5. Increased Rainfall
As temperatures rise, so will levels of precipitation. Rainwater comes from two sources — the ocean and “recycled” water over continents. As air masses warm, they hold more moisture. When temperatures drop due to cold fronts or nighttime, it may begin raining.
Interestingly (and alarmingly), this proves very problematic for the elderly and those with chronic health conditions. When it rains, atmospheric pressure drops, causing changes in the soft tissues of the body. These changes aggravate the nerves, causing more severe flare-ups in those with conditions like rheumatoid arthritis.
6. Droughts in Other Areas
As some areas sink underwater, other areas, particularly the southwest, will endure more severe drought conditions. These events will not confine themselves to the continental U.S. In some parts of Somalia, springtime droughts carried off 90 percent of many farmers’ livestock — animals they rely upon to feed their families.
On the island of Madagascar, nearly half of all children suffer stunted growth due to malnutrition. The nation’s food supply chain lies devastated from cyclones and droughts. In the Philippines, super-typhoon Mangkhut displaced over a million people.
7. Increased Wildfire Risk
In 2018, the Camp Fire blazed through Paradise, California, killing 85 people and destroying countless homes and businesses. While making the switch to renewable energy can prevent fires by creating smaller, more centralised power grids versus overhead lines exposed to wind and storms, in the meantime, forest management proves critical.
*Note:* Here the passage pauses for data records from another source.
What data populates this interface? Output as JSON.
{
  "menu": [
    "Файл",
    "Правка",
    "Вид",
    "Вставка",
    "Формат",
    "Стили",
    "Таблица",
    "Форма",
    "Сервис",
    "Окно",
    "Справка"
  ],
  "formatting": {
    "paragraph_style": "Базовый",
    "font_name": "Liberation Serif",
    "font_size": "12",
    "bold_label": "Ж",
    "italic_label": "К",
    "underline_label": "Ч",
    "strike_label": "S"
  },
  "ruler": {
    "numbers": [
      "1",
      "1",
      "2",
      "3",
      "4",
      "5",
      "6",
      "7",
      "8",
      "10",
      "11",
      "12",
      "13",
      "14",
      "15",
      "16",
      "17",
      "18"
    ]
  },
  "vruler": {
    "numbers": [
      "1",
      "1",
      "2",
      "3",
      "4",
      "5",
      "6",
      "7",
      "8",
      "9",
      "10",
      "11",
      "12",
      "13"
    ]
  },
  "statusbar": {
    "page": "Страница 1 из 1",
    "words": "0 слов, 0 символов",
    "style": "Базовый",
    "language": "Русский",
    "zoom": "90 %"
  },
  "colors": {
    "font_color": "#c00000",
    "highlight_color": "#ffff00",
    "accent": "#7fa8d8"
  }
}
Unfortunately, climate change frustrates this endeavor. Wetter winters enable a burst of scrub growth in the spring. This creates a rich supply of fuel that a single spark can transform into an inferno in minutes.
8. Blizzards, Snow and Ice
How does global warming contribute to more snow? Warmer-than-average ocean temperatures provide additional moisture to coastal areas. This results in some of the high-octane blizzards pummeling the east coast in recent years.
Additionally, diminishing polar ice caps cause atmospheric changes that create swirling eddies of wind pushing south from the Arctic. These wind patterns sock the west with heavier snowfall as well. Natural fluctuations in the El Niño weather pattern also contribute to stronger storms.
9. Poorer Air Quality
Warm air holds on to particulate matter, creating smoggy conditions in cities. Indeed, the city of Los Angeles, California, recently received the distinction of becoming the smoggiest city in the U.S. for another year. This isn’t only a matter of aesthetics when taking in the ocean view — poor air quality can kill.
Rates of asthma, chronic obstructive pulmonary disease (COPD) and lung cancer continue to rise. Pollution negatively impacts human health, especially in children and the elderly. These diseases cost considerable money to treat and compromise quality of life for thousands.
10. More Human and Animal Deaths
Finally, if climate change continues unchecked, more animals and human beings alike will die. Natural disasters will continue to claim lives. Rising temperatures will carry off those unable to cool down. The most vulnerable — children, the elderly and the poor — will suffer first and most.
Scientists estimate more than a quarter of a million people will perish annually in the coming decades due to climate change. They cite malnutrition, heat-related stress and malaria as high risk factors.
The Time to Combat Climate Change Has Come
With so much suffering and devastation in the balance, world leaders must take aggressive action to combat climate change. The fate of the human race hangs in the balance, and if they falter in this mission, countless souls will suffer and die. The planet belongs to all humans — and the actions of a wealthy few should not destroy the lives of many.